  • the comparison predicate used is std::less by default, but that can be changed by passing another function object or lambda expression: this makes your algorithm usable with more types and predicates
  • use of standard algorithms
    • it repeatedly finds the insertion point of the next element pointed to by it using a binary search std::upper_bound in the currently sorted sub-range [first, it). Maybe for short input sequences, an ordinary std::find would give better cache locality (something to be tested).
    • it then inserts this element at the insertion point using the std::rotate algorithm
  • the complexity is easy to reason about: an outer linear loop with an interior linear rotation, gives \$O(N^2)\$ complexity in the input range's length N == std::distance(first, last)

You could call it like this:

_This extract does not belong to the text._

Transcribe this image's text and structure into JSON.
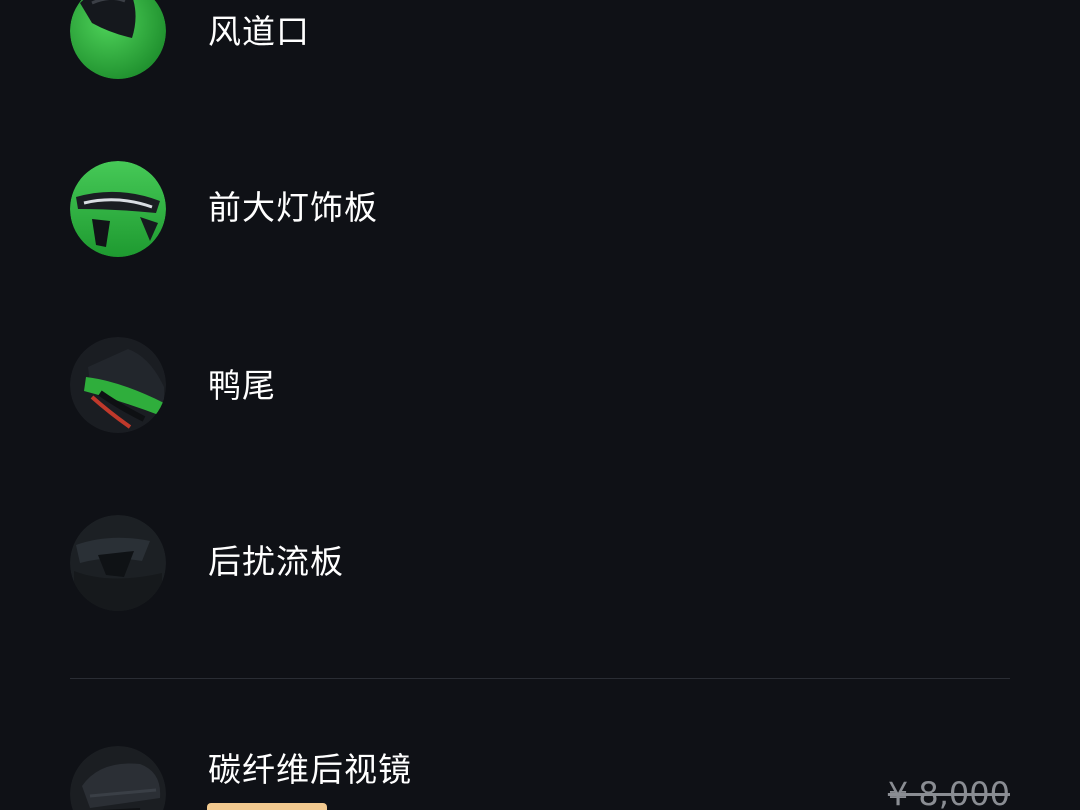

auto v = std::vector<int> { 4, 3, 2, 1 };
insertion_sort(begin(v), end(v)); // now 1, 2, 3, 4

Live Example.

share|improve this answer
    
@Jamal tnx for adding proper formula typesetting, I didn't know it was possible here, because it isn't on SO. –  TemplateRex Apr 16 at 20:02
    
It was enabled here just recently. I believe it's not on SO because if it's used on a lot of questions, it could really reduce performance. Anyway, to use MathJax, apply the \$ delimiter. –  Jamal Apr 16 at 20:09

Your Answer

 
discard

By posting your answer, you agree to the privacy policy and terms of service.

Not the answer you're looking for? Browse other questions tagged or ask your own question.